Henrythenavigator won six of his ten starts, never finishing worse than fourth in his defeats.
LEADING LIGHT - St Leger winner, 2013
The Montjeu colt made an inauspicious start to his racing career, finishing a well-beaten fourth in a Galway maiden, but proceeded to stamp his class in the middle-distance division, winning three times at up to ten furlongs, including when landing the Group Three Gallinule Stakes.
Always considered a stayer, he was upped in trip to contest the Queens Vase at Royal Ascot in which he beat Feel Like Dancing, before landing the St Leger with a gutsy win over Talent at Doncaster.
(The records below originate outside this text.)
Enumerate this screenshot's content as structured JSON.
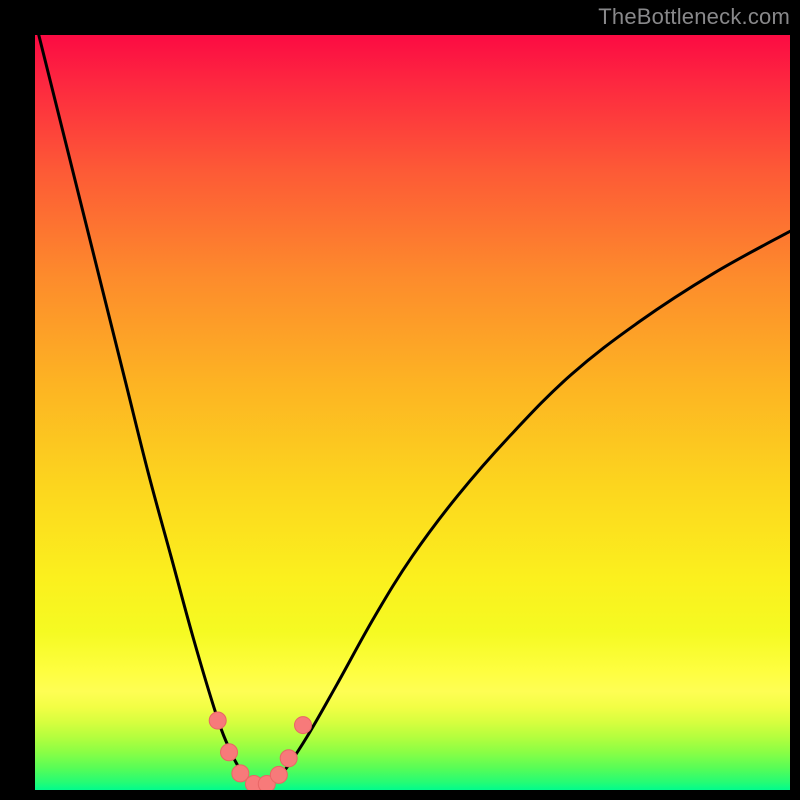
{
  "watermark": "TheBottleneck.com",
  "colors": {
    "frame": "#000000",
    "curve": "#000000",
    "marker_fill": "#f77a7a",
    "marker_stroke": "#e96565",
    "gradient_top": "#fc0b43",
    "gradient_bottom": "#02fb8d"
  },
  "chart_data": {
    "type": "line",
    "title": "",
    "xlabel": "",
    "ylabel": "",
    "xlim": [
      0,
      100
    ],
    "ylim": [
      0,
      100
    ],
    "grid": false,
    "series": [
      {
        "name": "bottleneck-curve",
        "x": [
          0,
          3,
          6,
          9,
          12,
          15,
          18,
          21,
          24,
          25.5,
          27,
          28.5,
          30,
          31.5,
          33,
          36,
          40,
          45,
          50,
          56,
          63,
          71,
          80,
          90,
          100
        ],
        "y": [
          102,
          90,
          78,
          66,
          54,
          42,
          31,
          20,
          10,
          6,
          3,
          1.2,
          0.6,
          1.0,
          2.5,
          7,
          14,
          23,
          31,
          39,
          47,
          55,
          62,
          68.5,
          74
        ]
      }
    ],
    "markers": [
      {
        "x": 24.2,
        "y": 9.2
      },
      {
        "x": 25.7,
        "y": 5.0
      },
      {
        "x": 27.2,
        "y": 2.2
      },
      {
        "x": 29.0,
        "y": 0.8
      },
      {
        "x": 30.7,
        "y": 0.8
      },
      {
        "x": 32.3,
        "y": 2.0
      },
      {
        "x": 33.6,
        "y": 4.2
      },
      {
        "x": 35.5,
        "y": 8.6
      }
    ]
  }
}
Although well beaten behind Treve in the Arc, he bounced back to score notable success in the Ascot Gold Cup the following season before chasing home Brown Panther in the Irish St Leger. A crack at the Champions Long Distance Cup at Ascot last October resulted in him being badly hampered mid-race where he sustained serious injury to his legs.
He was named the Champion Stayer at the Cartier Racing Awards later in the season, but we likely won't see him in action again with O'Brien stating that the horse would likely be retired following those Ascot injuries.
Top stayer Leading Light won the 2013 St Leger.